By T.R. Reid and Josh White
Washington Post Staff Writers
Saturday, April 30, 2005
Pfc. Lynndie R. England, the woman seen holding an Iraqi prisoner on a leash in the iconic photo from the Abu Ghraib prison, will plead guilty to seven charges stemming from abuse of prisoners there, her attorney said yesterday.
With a general court-martial scheduled to begin Monday at Fort Hood, Tex., England agreed to a plea agreement yesterday, Rick Hernandez said. The deal will reduce the maximum sentence she faces to 11 years in prison. On Monday, he said, England will make a personal appeal to a military jury for a lighter sentence.
Army prosecutors agreed to drop two of nine charges against England, the lawyer said. If convicted on all the original charges, she could have faced 16 1/2 years in prison.
The 22-year-old Army reservist from rural Fort Ashby, W.Va., will plead to two counts of conspiracy, four counts of maltreating prisoners and one count of dereliction of duty, Hernandez said.
She will be the seventh enlisted soldier to face criminal penalties in the Abu Ghraib case. No commissioned officers at the prison, and no senior officer in the chain of command, has been charged.
The abuse at the prison, near Baghdad, became an international scandal a year ago with the release of scores of photographs that showed Iraqi prisoners, some of them naked, hooded and shackled, being taunted and harassed by Army prison guards and snarling dogs. The pictures prompted denunciation of the U.S. military around the world. An insurgent group in Iraq kidnapped and killed an American civilian, saying it was retaliation for mistreatment of Iraqis in the prison.
Defense lawyers had argued that England, a records clerk who had no training as a prison guard when the Army sent her to Iraq's toughest prison, was following orders of officers and CIA agents at the prison when she took part in the abuse. One lawyer said England's commanders ordered her to pose for the leash picture. "They picked her to get the smallest, youngest, lowest-rank woman they could find, and that would increase the humiliation for an Iraqi man," Rose Mary Zapor said.
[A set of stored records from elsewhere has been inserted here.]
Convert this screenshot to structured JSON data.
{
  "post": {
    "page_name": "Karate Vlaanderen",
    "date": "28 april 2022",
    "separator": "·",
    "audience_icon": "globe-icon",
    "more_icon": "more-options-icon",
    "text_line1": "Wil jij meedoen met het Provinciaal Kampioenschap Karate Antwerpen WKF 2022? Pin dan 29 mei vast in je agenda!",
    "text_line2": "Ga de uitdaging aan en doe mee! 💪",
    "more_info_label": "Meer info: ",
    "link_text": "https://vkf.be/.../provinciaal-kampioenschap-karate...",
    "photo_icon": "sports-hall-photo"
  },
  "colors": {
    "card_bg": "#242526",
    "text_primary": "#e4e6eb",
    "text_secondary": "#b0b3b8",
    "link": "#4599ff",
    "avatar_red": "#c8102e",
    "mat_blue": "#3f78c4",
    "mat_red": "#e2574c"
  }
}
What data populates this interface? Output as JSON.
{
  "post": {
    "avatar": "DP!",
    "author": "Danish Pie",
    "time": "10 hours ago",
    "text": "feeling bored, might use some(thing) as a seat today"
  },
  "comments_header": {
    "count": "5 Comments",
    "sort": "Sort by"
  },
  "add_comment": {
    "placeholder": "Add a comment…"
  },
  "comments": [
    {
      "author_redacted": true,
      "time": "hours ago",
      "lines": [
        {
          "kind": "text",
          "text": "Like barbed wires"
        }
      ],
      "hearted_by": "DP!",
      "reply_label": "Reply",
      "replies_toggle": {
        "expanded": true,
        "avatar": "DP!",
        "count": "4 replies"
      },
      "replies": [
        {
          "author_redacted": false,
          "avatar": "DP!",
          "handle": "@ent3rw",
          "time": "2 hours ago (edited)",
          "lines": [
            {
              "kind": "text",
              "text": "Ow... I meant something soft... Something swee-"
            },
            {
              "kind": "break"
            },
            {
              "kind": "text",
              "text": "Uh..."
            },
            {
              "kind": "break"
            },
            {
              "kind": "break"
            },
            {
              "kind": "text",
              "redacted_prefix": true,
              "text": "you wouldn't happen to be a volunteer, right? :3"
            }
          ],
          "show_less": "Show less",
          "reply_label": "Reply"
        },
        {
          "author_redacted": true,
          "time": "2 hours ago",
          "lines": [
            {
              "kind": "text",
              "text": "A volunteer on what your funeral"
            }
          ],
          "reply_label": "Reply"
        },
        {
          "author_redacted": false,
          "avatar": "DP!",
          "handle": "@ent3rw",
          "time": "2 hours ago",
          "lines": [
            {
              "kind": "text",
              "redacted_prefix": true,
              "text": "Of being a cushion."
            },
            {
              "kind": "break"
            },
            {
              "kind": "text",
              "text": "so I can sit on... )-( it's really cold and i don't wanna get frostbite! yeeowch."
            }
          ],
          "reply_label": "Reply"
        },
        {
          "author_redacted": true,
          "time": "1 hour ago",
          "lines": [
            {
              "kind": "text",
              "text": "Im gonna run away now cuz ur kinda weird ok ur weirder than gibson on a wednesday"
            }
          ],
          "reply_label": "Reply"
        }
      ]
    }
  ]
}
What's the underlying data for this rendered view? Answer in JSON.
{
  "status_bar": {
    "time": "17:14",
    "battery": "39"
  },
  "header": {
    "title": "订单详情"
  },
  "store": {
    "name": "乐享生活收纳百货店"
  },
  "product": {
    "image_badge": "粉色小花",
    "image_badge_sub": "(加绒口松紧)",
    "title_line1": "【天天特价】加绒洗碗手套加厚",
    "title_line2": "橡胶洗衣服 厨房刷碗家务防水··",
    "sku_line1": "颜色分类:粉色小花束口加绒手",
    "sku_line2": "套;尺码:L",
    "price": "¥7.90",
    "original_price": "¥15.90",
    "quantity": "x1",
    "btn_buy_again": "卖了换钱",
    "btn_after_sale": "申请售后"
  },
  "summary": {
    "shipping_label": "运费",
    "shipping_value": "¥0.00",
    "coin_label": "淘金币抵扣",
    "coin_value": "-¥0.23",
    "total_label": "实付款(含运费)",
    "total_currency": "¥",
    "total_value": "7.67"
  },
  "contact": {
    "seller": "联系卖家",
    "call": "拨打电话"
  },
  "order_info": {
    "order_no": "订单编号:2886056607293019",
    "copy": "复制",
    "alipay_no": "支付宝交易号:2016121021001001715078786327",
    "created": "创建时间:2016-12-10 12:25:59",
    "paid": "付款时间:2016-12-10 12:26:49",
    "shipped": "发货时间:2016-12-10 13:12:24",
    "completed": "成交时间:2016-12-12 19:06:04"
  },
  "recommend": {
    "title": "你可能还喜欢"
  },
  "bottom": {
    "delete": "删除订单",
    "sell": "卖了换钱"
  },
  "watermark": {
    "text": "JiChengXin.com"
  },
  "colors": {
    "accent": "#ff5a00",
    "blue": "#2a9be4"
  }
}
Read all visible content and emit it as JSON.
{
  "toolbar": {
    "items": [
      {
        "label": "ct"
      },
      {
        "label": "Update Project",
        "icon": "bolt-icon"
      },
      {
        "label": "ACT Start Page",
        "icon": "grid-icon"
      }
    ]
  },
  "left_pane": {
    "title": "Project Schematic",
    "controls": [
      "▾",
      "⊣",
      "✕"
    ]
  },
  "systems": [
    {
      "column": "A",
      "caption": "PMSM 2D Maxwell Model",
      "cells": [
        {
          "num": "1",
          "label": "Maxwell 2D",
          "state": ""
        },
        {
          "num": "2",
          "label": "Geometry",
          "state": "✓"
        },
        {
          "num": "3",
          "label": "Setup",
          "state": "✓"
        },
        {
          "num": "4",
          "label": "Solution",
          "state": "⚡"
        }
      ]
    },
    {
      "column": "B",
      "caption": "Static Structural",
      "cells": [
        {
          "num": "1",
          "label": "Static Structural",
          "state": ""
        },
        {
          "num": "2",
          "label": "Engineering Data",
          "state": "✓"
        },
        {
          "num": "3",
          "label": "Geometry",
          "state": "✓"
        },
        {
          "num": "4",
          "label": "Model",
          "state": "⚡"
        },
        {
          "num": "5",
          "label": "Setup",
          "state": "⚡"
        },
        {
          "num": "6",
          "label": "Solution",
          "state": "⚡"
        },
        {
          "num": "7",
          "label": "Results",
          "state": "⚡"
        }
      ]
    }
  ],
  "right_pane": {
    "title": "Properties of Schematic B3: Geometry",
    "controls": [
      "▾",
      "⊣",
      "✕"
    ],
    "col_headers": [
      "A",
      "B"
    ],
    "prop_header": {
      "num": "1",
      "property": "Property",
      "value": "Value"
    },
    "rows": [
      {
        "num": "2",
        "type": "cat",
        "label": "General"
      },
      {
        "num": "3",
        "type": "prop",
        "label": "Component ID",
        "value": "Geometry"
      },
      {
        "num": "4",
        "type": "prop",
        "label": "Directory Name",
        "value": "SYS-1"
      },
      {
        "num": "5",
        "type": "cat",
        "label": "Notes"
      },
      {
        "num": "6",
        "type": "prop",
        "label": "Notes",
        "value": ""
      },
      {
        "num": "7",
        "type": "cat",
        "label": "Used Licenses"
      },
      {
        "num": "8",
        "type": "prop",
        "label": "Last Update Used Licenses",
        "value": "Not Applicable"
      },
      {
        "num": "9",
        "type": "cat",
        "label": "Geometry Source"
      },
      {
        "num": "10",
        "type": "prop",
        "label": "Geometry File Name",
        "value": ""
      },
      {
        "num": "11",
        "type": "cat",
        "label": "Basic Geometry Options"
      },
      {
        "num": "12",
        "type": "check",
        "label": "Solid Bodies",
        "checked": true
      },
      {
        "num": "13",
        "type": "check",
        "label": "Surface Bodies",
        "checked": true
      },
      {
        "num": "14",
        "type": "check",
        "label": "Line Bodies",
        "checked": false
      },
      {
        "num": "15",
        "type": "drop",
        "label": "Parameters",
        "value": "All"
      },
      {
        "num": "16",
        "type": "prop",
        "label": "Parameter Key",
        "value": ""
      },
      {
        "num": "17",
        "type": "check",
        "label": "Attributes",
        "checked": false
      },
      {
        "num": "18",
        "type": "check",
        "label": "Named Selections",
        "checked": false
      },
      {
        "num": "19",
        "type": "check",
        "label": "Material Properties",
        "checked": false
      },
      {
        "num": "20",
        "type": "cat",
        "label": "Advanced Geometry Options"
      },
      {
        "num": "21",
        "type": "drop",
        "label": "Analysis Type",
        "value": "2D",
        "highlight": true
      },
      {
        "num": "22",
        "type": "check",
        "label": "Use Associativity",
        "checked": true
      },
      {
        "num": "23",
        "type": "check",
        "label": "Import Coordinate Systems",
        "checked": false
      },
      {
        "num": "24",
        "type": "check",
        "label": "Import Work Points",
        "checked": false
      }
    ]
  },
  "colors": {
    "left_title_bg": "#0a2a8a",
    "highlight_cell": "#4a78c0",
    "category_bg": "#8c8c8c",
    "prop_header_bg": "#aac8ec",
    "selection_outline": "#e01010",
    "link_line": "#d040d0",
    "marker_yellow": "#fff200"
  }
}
But the just-following-orders defense has not worked for other soldiers charged in the Abu Ghraib abuse. Six enlisted soldiers have entered guilty pleas in the case. Spec. Charles A. Graner Jr., who faced a court-martial in January, was convicted and sentenced to 10 years in prison despite his assertion that senior officers directed and approved the actions of guards in cellblock One-Alpha.
The White House and the Pentagon have said that the abuse at Abu Ghraib was the fault of a few low-ranking enlisted soldiers.
Last week, The Washington Post reported that the Army's inspector general concluded that no Army generals in the chain of command should face charges stemming from the Abu Ghraib abuse. The only general officer expected to face sanction is Brig. Gen. Janis L. Karpinski, a reservist called to active duty for the war, who may receive a written reprimand.
Lt. Gen. Ricardo S. Sanchez, the Army commander in Iraq, testified to Congress that he was responsible for the prison abuse that occurred in his command. The inspector general reportedly concluded that Sanchez should face no sanctions.